Robert Sheehan Explains Where Klaus Is Most Human in ‘The Umbrella Academy’
Robert Sheehan portrays Klaus Hargreeves in The Umbrella Academy. He is the darkly humorous, unpredictable, self-serving hero who communes with the dead. Yet, the term hero is applied loosely here, as heroism has been thrown upon him due to an imminent apocalypse, and he doesn’t necessarily rise to the challenge. Klaus enjoys a hedonistic lifestyle, but he has a warm heart, and his desire to do the right thing — when push comes to shove — often trumps his self-preserving tendencies.
Unlike many superheroes — wielding shields and jumping into the line of fire — Klaus is a bit more human. Klaus is not a device for delivering a superhero message, but rather just a man, who happens to be a super-capable — with all the gray morality and decision-making complexities that define his mere mortal counterparts. During an interview with Seventeen, Robert Sheehan discussed where Klaus’ humanity shines through.
Robert Sheehan talks about Klaus’ humanity in ‘The Umbrella Academy’
Klaus is a complex character in The Umbrella Academy. Sometimes, his selfishness is so intense that it’s mind-boggling. Other times, his familial compassion emerges, giving the character the degree of three-dimensionality that makes this show a success. When asked about Dave — Klaus’ lost love from the Vietnam War — Sheehan talked about Klaus’ humanity, noting:
He’s highly reckless on that front. I don’t think anything about the timeline makes any sense to Klaus, especially this idea that Five was always trying to drill down their necks. “Look, you can’t change timeline, everything affects everything else.” He’s like, “Yeah, whatever.” It’s an incredibly Buddhist thing to try to tell these rarefied Americans. Everybody lives these sort of cellular lives and certainly Klaus is deluded into thinking that nobody’s lives really affect each other’s that much. He’s happy to live in that cognitive distance. I think he’s selfish with love. He just wants to look out for his own interests.
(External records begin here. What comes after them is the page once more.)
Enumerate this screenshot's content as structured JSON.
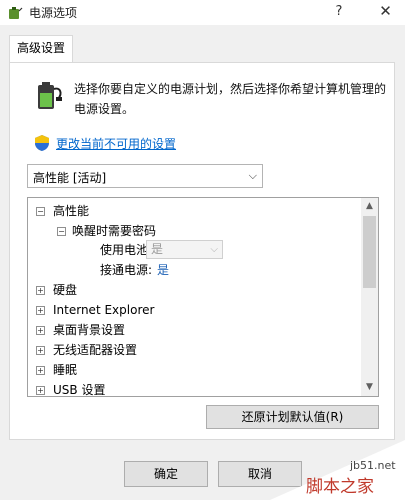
{
  "window": {
    "title": "电源选项",
    "help_glyph": "?",
    "close_glyph": "✕"
  },
  "tabs": [
    {
      "label": "高级设置"
    }
  ],
  "intro": {
    "description": "选择你要自定义的电源计划，然后选择你希望计算机管理的电源设置。",
    "icon": "battery-plug-icon"
  },
  "link": {
    "label": "更改当前不可用的设置",
    "icon": "uac-shield-icon"
  },
  "plan_selector": {
    "value": "高性能 [活动]"
  },
  "tree": {
    "items": [
      {
        "toggle": "⊟",
        "label": "高性能"
      },
      {
        "toggle": "⊟",
        "label": "唤醒时需要密码"
      },
      {
        "label": "使用电池:",
        "value": "是"
      },
      {
        "label": "接通电源:",
        "value": "是"
      },
      {
        "toggle": "⊞",
        "label": "硬盘"
      },
      {
        "toggle": "⊞",
        "label": "Internet Explorer"
      },
      {
        "toggle": "⊞",
        "label": "桌面背景设置"
      },
      {
        "toggle": "⊞",
        "label": "无线适配器设置"
      },
      {
        "toggle": "⊞",
        "label": "睡眠"
      },
      {
        "toggle": "⊞",
        "label": "USB 设置"
      }
    ]
  },
  "buttons": {
    "restore": "还原计划默认值(R)",
    "ok": "确定",
    "cancel": "取消"
  },
  "watermark": {
    "url": "jb51.net",
    "text": "脚本之家"
  },
  "colors": {
    "link": "#0066cc",
    "value_blue": "#1a5fb4",
    "watermark": "#c0392b"
  }
}
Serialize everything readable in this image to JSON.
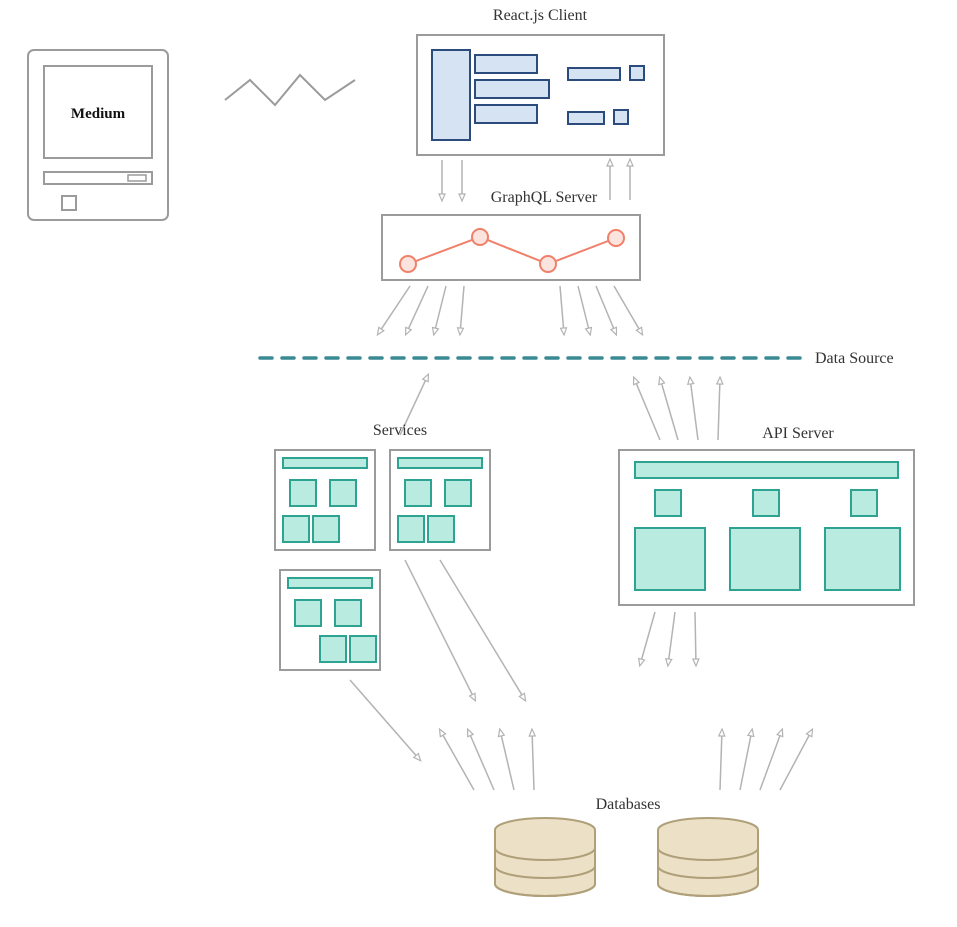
{
  "labels": {
    "react_client": "React.js Client",
    "graphql_server": "GraphQL Server",
    "data_source": "Data Source",
    "services": "Services",
    "api_server": "API Server",
    "databases": "Databases",
    "computer_screen": "Medium"
  },
  "colors": {
    "box_stroke": "#9b9b9b",
    "blue_fill": "#d6e3f3",
    "blue_stroke": "#2a4b7c",
    "teal_fill": "#baebe0",
    "teal_stroke": "#2fa391",
    "coral_stroke": "#f0806a",
    "coral_fill": "#fce4de",
    "dash_stroke": "#3a8a94",
    "tan_fill": "#ece1c6",
    "tan_stroke": "#b0a07a",
    "arrow_stroke": "#b3b3b3"
  },
  "architecture": {
    "nodes": [
      "ComputerTerminal",
      "ReactClient",
      "GraphQLServer",
      "DataSourceBoundary",
      "Services",
      "APIServer",
      "Databases"
    ],
    "flows": [
      [
        "ComputerTerminal",
        "ReactClient"
      ],
      [
        "ReactClient",
        "GraphQLServer",
        "bidirectional"
      ],
      [
        "GraphQLServer",
        "DataSourceBoundary",
        "fanout"
      ],
      [
        "DataSourceBoundary",
        "Services"
      ],
      [
        "DataSourceBoundary",
        "APIServer"
      ],
      [
        "Services",
        "Databases"
      ],
      [
        "APIServer",
        "Databases"
      ]
    ]
  }
}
That’s where he is as a human being.Seventeen
Klaus protects Klaus in ‘The Umbrella Academy’
Klaus protects his own heart. He yearns to prevent Dave from enlisting. He doesn’t always think about the “good of humankind,” for he must think about the “good of Klaus.”
He puts his own love and his own desire for romance and happiness above the desire to keep the space-time continuum in balance. In that capacity, Klaus’ humanity shines through; he is not a basic hero with basic hero worldviews and tendencies.
He is a man, forced to make decisions that no man will ever have to make. While his selfishness is filled to the brim with a lack of precaution, it is by no means unfair, for why can’t he be happy? Why must his happiness evade him as the world gets to live in ignorant bliss?